Xenavire
08-26-2013, 06:24 AM
On the flip side, it could work out well for you. And it would promote trading.

As of now we have no idea if we can buy boxes/cases of boosters anyway, so you might end up fairly screwed like that anyway.

Shadowelf
08-26-2013, 08:21 AM
This is how Cory explained it http://www.twitch.tv/weekingeek/b/413067790 check 33:10-35:09

Also i wouldn't worry that much over it; they have said multiple times that they see themselves as a tcg company, so i would trust that they have what needed to provide that we are getting a good mix of cards in boosters, and that card generation isn't RNG dependant

HyenaNipples
08-26-2013, 08:29 AM
I think most are forgetting that emulating the physical distribution system is something that allows Hex TCG to keep it's identity as a TCG. The reason why I'm here is that Hex is something new, but it resembles enough of what I know that I'm comfortable. It's essentially crafted itself as: what I already like but more. Changing the distribution system would alter that.

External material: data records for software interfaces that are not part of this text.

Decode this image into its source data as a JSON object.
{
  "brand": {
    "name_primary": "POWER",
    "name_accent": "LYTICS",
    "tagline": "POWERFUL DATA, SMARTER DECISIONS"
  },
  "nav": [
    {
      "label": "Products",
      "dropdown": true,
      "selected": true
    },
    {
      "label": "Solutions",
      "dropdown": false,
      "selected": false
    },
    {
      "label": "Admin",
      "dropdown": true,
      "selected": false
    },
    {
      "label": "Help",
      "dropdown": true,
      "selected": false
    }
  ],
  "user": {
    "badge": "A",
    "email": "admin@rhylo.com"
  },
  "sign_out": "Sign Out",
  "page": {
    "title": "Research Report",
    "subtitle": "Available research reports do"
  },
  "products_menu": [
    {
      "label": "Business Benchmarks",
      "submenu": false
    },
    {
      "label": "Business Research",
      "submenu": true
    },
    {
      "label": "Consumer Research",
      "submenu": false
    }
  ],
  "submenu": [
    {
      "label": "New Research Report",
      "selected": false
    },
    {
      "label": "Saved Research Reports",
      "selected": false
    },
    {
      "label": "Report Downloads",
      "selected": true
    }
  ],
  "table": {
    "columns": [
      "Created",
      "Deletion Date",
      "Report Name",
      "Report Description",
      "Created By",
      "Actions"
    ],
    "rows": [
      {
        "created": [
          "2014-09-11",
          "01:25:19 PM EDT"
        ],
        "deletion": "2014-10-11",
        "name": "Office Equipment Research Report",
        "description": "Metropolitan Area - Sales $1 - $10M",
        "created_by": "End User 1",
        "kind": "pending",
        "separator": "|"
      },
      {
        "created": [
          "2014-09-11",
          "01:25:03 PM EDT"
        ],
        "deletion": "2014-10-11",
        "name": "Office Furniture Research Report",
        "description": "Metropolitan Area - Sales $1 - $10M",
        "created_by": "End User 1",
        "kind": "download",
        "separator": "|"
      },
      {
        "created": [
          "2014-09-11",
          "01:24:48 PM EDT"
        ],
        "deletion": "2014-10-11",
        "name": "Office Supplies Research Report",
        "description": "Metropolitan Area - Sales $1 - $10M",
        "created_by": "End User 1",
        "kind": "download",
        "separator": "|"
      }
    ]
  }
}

Vorpal
08-26-2013, 08:59 AM
Simply put, how packs are made physically is cards are printed on large sheets, cut out, then "randomized" by a computer in a factory with some algorithm into packs. The whole goal of the system is to make a pack of seemingly random cards. Wouldn't the simplest/best way of doing this digitally randomly generate a rare, X uncommons, and Y commons? Sure you could add stuff to make sure there was the same amount of every rare released, but probability would take care of it for you for the most part.

I don't see any difference in the two methods you are describing. All that the sheets of cards do is ensure there is the same amount of every rarity of card released. Then they are randomly shuffled together.

You are saying "no no, just randomly shuffle them together! Oh and make sure there is the same amount of each card".

Facilier
08-26-2013, 06:32 PM
The print run system also avoids opening the same uncommon thrice in the same pack, improving the skill for reading signals in limited, and generally providing a less random drafting experience.

Mokog
08-26-2013, 06:50 PM
Don't make things complicated. Print runs are a familiar system for CZE and players. We do not need to over engineer the prosses when it is native to the genre and remains functional.

Gorgol
08-27-2013, 10:42 AM
rng, no thanks. I won't be buying any packs if its a RNG system. I'd prefer printruns for most of the reasons already listed in this thread.